Dataset rows describing interfaces

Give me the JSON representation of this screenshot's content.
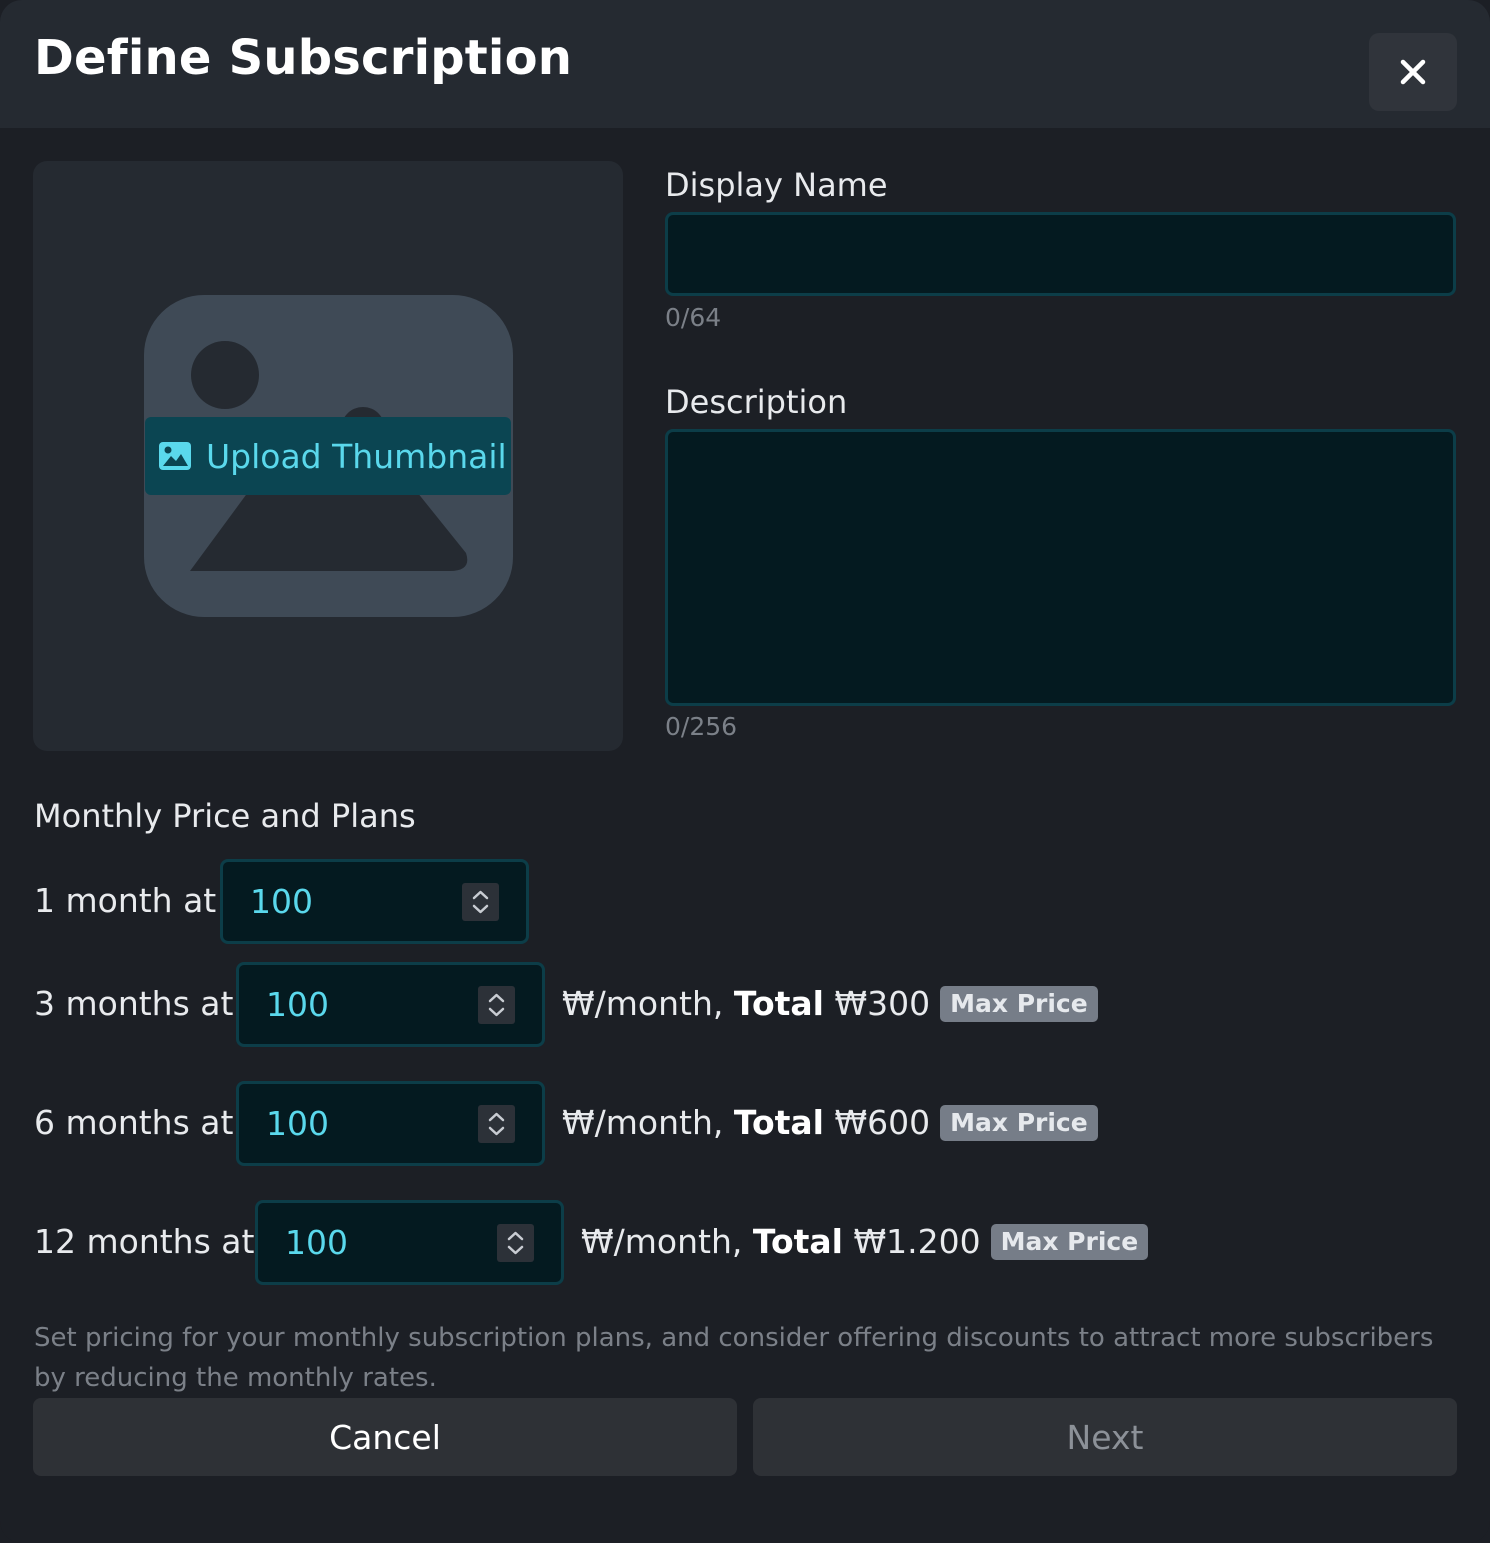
{
  "dialog": {
    "title": "Define Subscription",
    "close_icon": "close-icon"
  },
  "thumbnail": {
    "placeholder_icon": "image-placeholder-icon",
    "upload_icon": "image-icon",
    "upload_label": "Upload Thumbnail"
  },
  "display_name": {
    "label": "Display Name",
    "value": "",
    "counter": "0/64"
  },
  "description": {
    "label": "Description",
    "value": "",
    "counter": "0/256"
  },
  "pricing": {
    "section_label": "Monthly Price and Plans",
    "plans": [
      {
        "label": "1 month at",
        "value": "100"
      },
      {
        "label": "3 months at",
        "value": "100",
        "per_month": "₩/month,",
        "total_label": "Total",
        "total_value": "₩300",
        "badge": "Max Price"
      },
      {
        "label": "6 months at",
        "value": "100",
        "per_month": "₩/month,",
        "total_label": "Total",
        "total_value": "₩600",
        "badge": "Max Price"
      },
      {
        "label": "12 months at",
        "value": "100",
        "per_month": "₩/month,",
        "total_label": "Total",
        "total_value": "₩1.200",
        "badge": "Max Price"
      }
    ],
    "help_text": "Set pricing for your monthly subscription plans, and consider offering discounts to attract more subscribers by reducing the monthly rates."
  },
  "footer": {
    "cancel_label": "Cancel",
    "next_label": "Next"
  },
  "colors": {
    "accent": "#5ad8ec",
    "background": "#1c1f25",
    "header": "#252a31",
    "input_bg": "#041a20",
    "input_border": "#0c3d48",
    "badge": "#767d88"
  }
}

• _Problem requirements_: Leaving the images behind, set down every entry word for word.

• _Task response_:
Give me the JSON representation of this screenshot's content.
{
  "dialog": {
    "title": "Define Subscription",
    "close_icon": "close-icon"
  },
  "thumbnail": {
    "placeholder_icon": "image-placeholder-icon",
    "upload_icon": "image-icon",
    "upload_label": "Upload Thumbnail"
  },
  "display_name": {
    "label": "Display Name",
    "value": "",
    "counter": "0/64"
  },
  "description": {
    "label": "Description",
    "value": "",
    "counter": "0/256"
  },
  "pricing": {
    "section_label": "Monthly Price and Plans",
    "plans": [
      {
        "label": "1 month at",
        "value": "100"
      },
      {
        "label": "3 months at",
        "value": "100",
        "per_month": "₩/month,",
        "total_label": "Total",
        "total_value": "₩300",
        "badge": "Max Price"
      },
      {
        "label": "6 months at",
        "value": "100",
        "per_month": "₩/month,",
        "total_label": "Total",
        "total_value": "₩600",
        "badge": "Max Price"
      },
      {
        "label": "12 months at",
        "value": "100",
        "per_month": "₩/month,",
        "total_label": "Total",
        "total_value": "₩1.200",
        "badge": "Max Price"
      }
    ],
    "help_text": "Set pricing for your monthly subscription plans, and consider offering discounts to attract more subscribers by reducing the monthly rates."
  },
  "footer": {
    "cancel_label": "Cancel",
    "next_label": "Next"
  },
  "colors": {
    "accent": "#5ad8ec",
    "background": "#1c1f25",
    "header": "#252a31",
    "input_bg": "#041a20",
    "input_border": "#0c3d48",
    "badge": "#767d88"
  }
}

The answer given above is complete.